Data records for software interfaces

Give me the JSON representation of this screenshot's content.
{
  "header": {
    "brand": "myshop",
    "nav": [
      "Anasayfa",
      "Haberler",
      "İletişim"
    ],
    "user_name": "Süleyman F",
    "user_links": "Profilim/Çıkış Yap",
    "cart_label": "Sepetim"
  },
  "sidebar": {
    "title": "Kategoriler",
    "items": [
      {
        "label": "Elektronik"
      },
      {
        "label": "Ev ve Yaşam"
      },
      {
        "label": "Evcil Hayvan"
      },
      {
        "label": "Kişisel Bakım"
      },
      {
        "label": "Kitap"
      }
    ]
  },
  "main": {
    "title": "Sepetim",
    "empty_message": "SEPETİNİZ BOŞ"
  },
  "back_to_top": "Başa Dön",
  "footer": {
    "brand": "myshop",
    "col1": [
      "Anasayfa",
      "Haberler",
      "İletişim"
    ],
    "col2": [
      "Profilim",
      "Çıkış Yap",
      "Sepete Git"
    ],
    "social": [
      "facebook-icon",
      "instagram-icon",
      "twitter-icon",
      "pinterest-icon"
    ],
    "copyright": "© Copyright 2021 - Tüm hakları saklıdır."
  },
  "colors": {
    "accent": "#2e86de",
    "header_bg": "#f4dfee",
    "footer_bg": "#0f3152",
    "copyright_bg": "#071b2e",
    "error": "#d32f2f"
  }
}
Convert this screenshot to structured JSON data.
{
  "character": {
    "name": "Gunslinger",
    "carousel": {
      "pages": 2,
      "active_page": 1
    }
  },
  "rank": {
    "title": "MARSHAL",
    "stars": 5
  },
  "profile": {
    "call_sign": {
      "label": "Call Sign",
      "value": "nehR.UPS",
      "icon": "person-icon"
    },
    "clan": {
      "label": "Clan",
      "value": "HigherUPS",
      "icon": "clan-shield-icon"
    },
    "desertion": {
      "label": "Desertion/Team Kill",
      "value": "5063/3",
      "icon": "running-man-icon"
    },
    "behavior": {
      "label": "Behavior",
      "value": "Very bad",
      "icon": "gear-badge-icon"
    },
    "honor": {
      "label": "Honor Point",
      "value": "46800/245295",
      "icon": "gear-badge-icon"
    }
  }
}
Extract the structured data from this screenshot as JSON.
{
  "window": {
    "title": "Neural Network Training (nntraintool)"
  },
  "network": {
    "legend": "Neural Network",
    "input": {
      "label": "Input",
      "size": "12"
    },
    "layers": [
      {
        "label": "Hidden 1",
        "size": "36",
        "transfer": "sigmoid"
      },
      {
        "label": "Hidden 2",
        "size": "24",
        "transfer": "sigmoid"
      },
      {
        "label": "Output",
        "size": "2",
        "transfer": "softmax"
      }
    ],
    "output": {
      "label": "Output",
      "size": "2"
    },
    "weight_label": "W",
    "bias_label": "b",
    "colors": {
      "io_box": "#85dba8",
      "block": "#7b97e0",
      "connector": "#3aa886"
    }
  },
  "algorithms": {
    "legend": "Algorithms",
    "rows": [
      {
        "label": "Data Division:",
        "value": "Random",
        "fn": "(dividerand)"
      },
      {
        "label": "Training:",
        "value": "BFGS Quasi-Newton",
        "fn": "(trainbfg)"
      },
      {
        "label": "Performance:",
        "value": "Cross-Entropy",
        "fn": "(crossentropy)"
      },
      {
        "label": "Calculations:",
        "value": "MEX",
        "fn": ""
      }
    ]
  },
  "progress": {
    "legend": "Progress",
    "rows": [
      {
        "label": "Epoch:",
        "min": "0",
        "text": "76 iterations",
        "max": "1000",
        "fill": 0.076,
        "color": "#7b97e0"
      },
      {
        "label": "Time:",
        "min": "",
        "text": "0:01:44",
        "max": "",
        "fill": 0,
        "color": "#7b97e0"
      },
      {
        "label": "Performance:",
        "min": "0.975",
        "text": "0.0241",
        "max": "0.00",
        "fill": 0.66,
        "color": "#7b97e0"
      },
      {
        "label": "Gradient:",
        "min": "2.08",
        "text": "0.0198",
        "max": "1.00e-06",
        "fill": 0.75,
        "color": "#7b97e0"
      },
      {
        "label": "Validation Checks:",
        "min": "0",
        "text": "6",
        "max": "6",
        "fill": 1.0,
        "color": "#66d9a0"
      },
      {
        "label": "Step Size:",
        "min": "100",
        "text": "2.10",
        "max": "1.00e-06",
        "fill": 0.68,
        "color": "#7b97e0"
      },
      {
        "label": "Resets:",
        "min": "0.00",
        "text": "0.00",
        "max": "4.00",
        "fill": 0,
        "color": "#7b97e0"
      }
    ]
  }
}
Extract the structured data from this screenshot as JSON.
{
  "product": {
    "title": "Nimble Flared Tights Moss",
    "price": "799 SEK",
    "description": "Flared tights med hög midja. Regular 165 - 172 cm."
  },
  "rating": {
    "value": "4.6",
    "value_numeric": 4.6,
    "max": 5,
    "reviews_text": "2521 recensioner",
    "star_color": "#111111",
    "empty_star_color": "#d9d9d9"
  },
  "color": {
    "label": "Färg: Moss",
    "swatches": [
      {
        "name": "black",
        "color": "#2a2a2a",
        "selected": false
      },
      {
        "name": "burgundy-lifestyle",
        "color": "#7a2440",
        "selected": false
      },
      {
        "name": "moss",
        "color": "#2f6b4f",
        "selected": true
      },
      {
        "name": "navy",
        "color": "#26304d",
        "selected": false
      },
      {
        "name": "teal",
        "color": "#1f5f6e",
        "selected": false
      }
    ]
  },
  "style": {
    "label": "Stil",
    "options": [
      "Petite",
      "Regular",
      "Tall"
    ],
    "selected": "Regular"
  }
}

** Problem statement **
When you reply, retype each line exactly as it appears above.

** Result of the task **
Give me the JSON representation of this screenshot's content.
{
  "header": {
    "brand": "myshop",
    "nav": [
      "Anasayfa",
      "Haberler",
      "İletişim"
    ],
    "user_name": "Süleyman F",
    "user_links": "Profilim/Çıkış Yap",
    "cart_label": "Sepetim"
  },
  "sidebar": {
    "title": "Kategoriler",
    "items": [
      {
        "label": "Elektronik"
      },
      {
        "label": "Ev ve Yaşam"
      },
      {
        "label": "Evcil Hayvan"
      },
      {
        "label": "Kişisel Bakım"
      },
      {
        "label": "Kitap"
      }
    ]
  },
  "main": {
    "title": "Sepetim",
    "empty_message": "SEPETİNİZ BOŞ"
  },
  "back_to_top": "Başa Dön",
  "footer": {
    "brand": "myshop",
    "col1": [
      "Anasayfa",
      "Haberler",
      "İletişim"
    ],
    "col2": [
      "Profilim",
      "Çıkış Yap",
      "Sepete Git"
    ],
    "social": [
      "facebook-icon",
      "instagram-icon",
      "twitter-icon",
      "pinterest-icon"
    ],
    "copyright": "© Copyright 2021 - Tüm hakları saklıdır."
  },
  "colors": {
    "accent": "#2e86de",
    "header_bg": "#f4dfee",
    "footer_bg": "#0f3152",
    "copyright_bg": "#071b2e",
    "error": "#d32f2f"
  }
}
Convert this screenshot to structured JSON data.
{
  "character": {
    "name": "Gunslinger",
    "carousel": {
      "pages": 2,
      "active_page": 1
    }
  },
  "rank": {
    "title": "MARSHAL",
    "stars": 5
  },
  "profile": {
    "call_sign": {
      "label": "Call Sign",
      "value": "nehR.UPS",
      "icon": "person-icon"
    },
    "clan": {
      "label": "Clan",
      "value": "HigherUPS",
      "icon": "clan-shield-icon"
    },
    "desertion": {
      "label": "Desertion/Team Kill",
      "value": "5063/3",
      "icon": "running-man-icon"
    },
    "behavior": {
      "label": "Behavior",
      "value": "Very bad",
      "icon": "gear-badge-icon"
    },
    "honor": {
      "label": "Honor Point",
      "value": "46800/245295",
      "icon": "gear-badge-icon"
    }
  }
}
Extract the structured data from this screenshot as JSON.
{
  "window": {
    "title": "Neural Network Training (nntraintool)"
  },
  "network": {
    "legend": "Neural Network",
    "input": {
      "label": "Input",
      "size": "12"
    },
    "layers": [
      {
        "label": "Hidden 1",
        "size": "36",
        "transfer": "sigmoid"
      },
      {
        "label": "Hidden 2",
        "size": "24",
        "transfer": "sigmoid"
      },
      {
        "label": "Output",
        "size": "2",
        "transfer": "softmax"
      }
    ],
    "output": {
      "label": "Output",
      "size": "2"
    },
    "weight_label": "W",
    "bias_label": "b",
    "colors": {
      "io_box": "#85dba8",
      "block": "#7b97e0",
      "connector": "#3aa886"
    }
  },
  "algorithms": {
    "legend": "Algorithms",
    "rows": [
      {
        "label": "Data Division:",
        "value": "Random",
        "fn": "(dividerand)"
      },
      {
        "label": "Training:",
        "value": "BFGS Quasi-Newton",
        "fn": "(trainbfg)"
      },
      {
        "label": "Performance:",
        "value": "Cross-Entropy",
        "fn": "(crossentropy)"
      },
      {
        "label": "Calculations:",
        "value": "MEX",
        "fn": ""
      }
    ]
  },
  "progress": {
    "legend": "Progress",
    "rows": [
      {
        "label": "Epoch:",
        "min": "0",
        "text": "76 iterations",
        "max": "1000",
        "fill": 0.076,
        "color": "#7b97e0"
      },
      {
        "label": "Time:",
        "min": "",
        "text": "0:01:44",
        "max": "",
        "fill": 0,
        "color": "#7b97e0"
      },
      {
        "label": "Performance:",
        "min": "0.975",
        "text": "0.0241",
        "max": "0.00",
        "fill": 0.66,
        "color": "#7b97e0"
      },
      {
        "label": "Gradient:",
        "min": "2.08",
        "text": "0.0198",
        "max": "1.00e-06",
        "fill": 0.75,
        "color": "#7b97e0"
      },
      {
        "label": "Validation Checks:",
        "min": "0",
        "text": "6",
        "max": "6",
        "fill": 1.0,
        "color": "#66d9a0"
      },
      {
        "label": "Step Size:",
        "min": "100",
        "text": "2.10",
        "max": "1.00e-06",
        "fill": 0.68,
        "color": "#7b97e0"
      },
      {
        "label": "Resets:",
        "min": "0.00",
        "text": "0.00",
        "max": "4.00",
        "fill": 0,
        "color": "#7b97e0"
      }
    ]
  }
}
Extract the structured data from this screenshot as JSON.
{
  "product": {
    "title": "Nimble Flared Tights Moss",
    "price": "799 SEK",
    "description": "Flared tights med hög midja. Regular 165 - 172 cm."
  },
  "rating": {
    "value": "4.6",
    "value_numeric": 4.6,
    "max": 5,
    "reviews_text": "2521 recensioner",
    "star_color": "#111111",
    "empty_star_color": "#d9d9d9"
  },
  "color": {
    "label": "Färg: Moss",
    "swatches": [
      {
        "name": "black",
        "color": "#2a2a2a",
        "selected": false
      },
      {
        "name": "burgundy-lifestyle",
        "color": "#7a2440",
        "selected": false
      },
      {
        "name": "moss",
        "color": "#2f6b4f",
        "selected": true
      },
      {
        "name": "navy",
        "color": "#26304d",
        "selected": false
      },
      {
        "name": "teal",
        "color": "#1f5f6e",
        "selected": false
      }
    ]
  },
  "style": {
    "label": "Stil",
    "options": [
      "Petite",
      "Regular",
      "Tall"
    ],
    "selected": "Regular"
  }
}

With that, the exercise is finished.